Much of the sea ice is cracked and the nearby Barne Glacier has had several major collapses onto the sea ice in recent days. Still, heavy tracked vehicles can navigate the ice on designated pathways.

While these are not specifically signs of global warming, Antarctica and the Arctic are key places to look for such signals because even a slight rise in temperature can precipitate melting ice, which would have dramatic effects on living things and land, as well as global climate implications, Wagner said.

Reading ancient rocks

For Ross Powell, an environmental geologist, one way to figure out what the future of climate change might be is to look some 10 million years back in to Antarctica's past.

"We want to go back through time and see the changes that the Antarctic has been through," said Powell, who is based at Northern Illinois University but is working on an international geology project here.

"And one of the key things is finding the warm periods, because we are going into a warming phase now."

Powell is one of the chief scientists on the ANDRILL project shorthand for Antarctic Geologic Drilling Programme where a massive drill burrows down about 260 feet (78 metres) of sea ice, 2,700 feet (810 metres) of ocean water and then into the sediments beneath to see what clues earlier warm periods left behind.

"We need to read the rocks to understand when the ice was there and when it wasn't and what the conditions were in the marine environment associated with the movement of the ice forward and backwards," Powell said in an interview.

So far, ANDRILL researchers have found tantalizing clues about periods when the Antarctic ocean was swarming with marine algae called diatoms, which still exist as one of the most basic links on the planet's food chain.

The glimpse back in time could examine a period in Antarctica's history when levels of the greenhouse gas carbon dioxide were high, but perhaps not as high as scientists predict it will get in the coming decades due to human activity.

If the ice sheets around Antarctica shrink substantially, that would not by itself cause the world's seas to rise, just as an ice cube melting in a glass of water would not cause much of a rise in the level of liquid in the glass.

But the ice sheets perform an important function by slowing down the flow of glacial ice.
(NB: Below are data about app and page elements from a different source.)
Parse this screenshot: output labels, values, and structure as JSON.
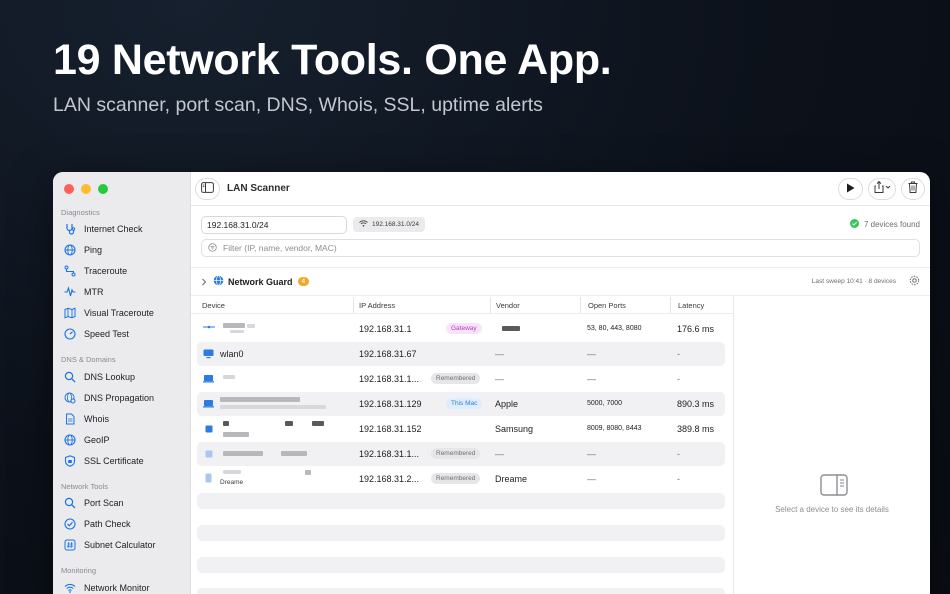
{
  "hero": {
    "title": "19 Network Tools. One App.",
    "subtitle": "LAN scanner, port scan, DNS, Whois, SSL, uptime alerts"
  },
  "window": {
    "title": "LAN Scanner"
  },
  "sidebar": {
    "sections": [
      {
        "title": "Diagnostics",
        "items": [
          "Internet Check",
          "Ping",
          "Traceroute",
          "MTR",
          "Visual Traceroute",
          "Speed Test"
        ]
      },
      {
        "title": "DNS & Domains",
        "items": [
          "DNS Lookup",
          "DNS Propagation",
          "Whois",
          "GeoIP",
          "SSL Certificate"
        ]
      },
      {
        "title": "Network Tools",
        "items": [
          "Port Scan",
          "Path Check",
          "Subnet Calculator"
        ]
      },
      {
        "title": "Monitoring",
        "items": [
          "Network Monitor"
        ]
      }
    ],
    "icons": {
      "Internet Check": "stethoscope-icon",
      "Ping": "globe-icon",
      "Traceroute": "route-icon",
      "MTR": "waveform-icon",
      "Visual Traceroute": "map-icon",
      "Speed Test": "gauge-icon",
      "DNS Lookup": "search-icon",
      "DNS Propagation": "globe-search-icon",
      "Whois": "document-icon",
      "GeoIP": "globe-icon",
      "SSL Certificate": "shield-icon",
      "Port Scan": "search-icon",
      "Path Check": "checkmark-circle-icon",
      "Subnet Calculator": "hash-icon",
      "Network Monitor": "wifi-icon"
    }
  },
  "scan": {
    "subnet": "192.168.31.0/24",
    "interface": "192.168.31.0/24",
    "found": "7 devices found",
    "filter_placeholder": "Filter (IP, name, vendor, MAC)"
  },
  "guard": {
    "label": "Network Guard",
    "badge": "4",
    "sweep": "Last sweep 10:41 · 8 devices"
  },
  "table": {
    "headers": [
      "Device",
      "IP Address",
      "Vendor",
      "Open Ports",
      "Latency"
    ],
    "rows": [
      {
        "device": "",
        "ip": "192.168.31.1",
        "tag": "Gateway",
        "vendor": "",
        "ports": "53, 80, 443, 8080",
        "latency": "176.6 ms"
      },
      {
        "device": "wlan0",
        "ip": "192.168.31.67",
        "tag": "",
        "vendor": "—",
        "ports": "—",
        "latency": "-"
      },
      {
        "device": "",
        "ip": "192.168.31.1...",
        "tag": "Remembered",
        "vendor": "—",
        "ports": "—",
        "latency": "-"
      },
      {
        "device": "",
        "ip": "192.168.31.129",
        "tag": "This Mac",
        "vendor": "Apple",
        "ports": "5000, 7000",
        "latency": "890.3 ms"
      },
      {
        "device": "",
        "ip": "192.168.31.152",
        "tag": "",
        "vendor": "Samsung",
        "ports": "8009, 8080, 8443",
        "latency": "389.8 ms"
      },
      {
        "device": "",
        "ip": "192.168.31.1...",
        "tag": "Remembered",
        "vendor": "—",
        "ports": "—",
        "latency": "-"
      },
      {
        "device": "Dreame",
        "ip": "192.168.31.2...",
        "tag": "Remembered",
        "vendor": "Dreame",
        "ports": "—",
        "latency": "-"
      }
    ]
  },
  "detail": {
    "empty_text": "Select a device to see its details"
  },
  "colors": {
    "accent": "#2c7be5",
    "badge": "#f5a623",
    "success": "#34c759"
  }
}
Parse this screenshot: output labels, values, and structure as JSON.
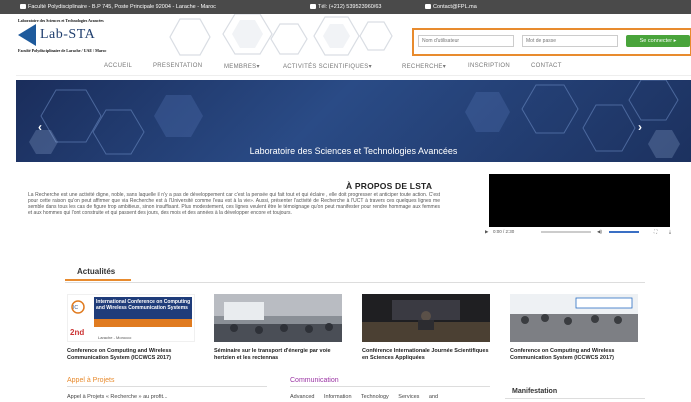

If the ice sheets go away, many scientists believe that glaciers will flow more swiftly, adding their ice to the oceans, and that could cause sea level rise.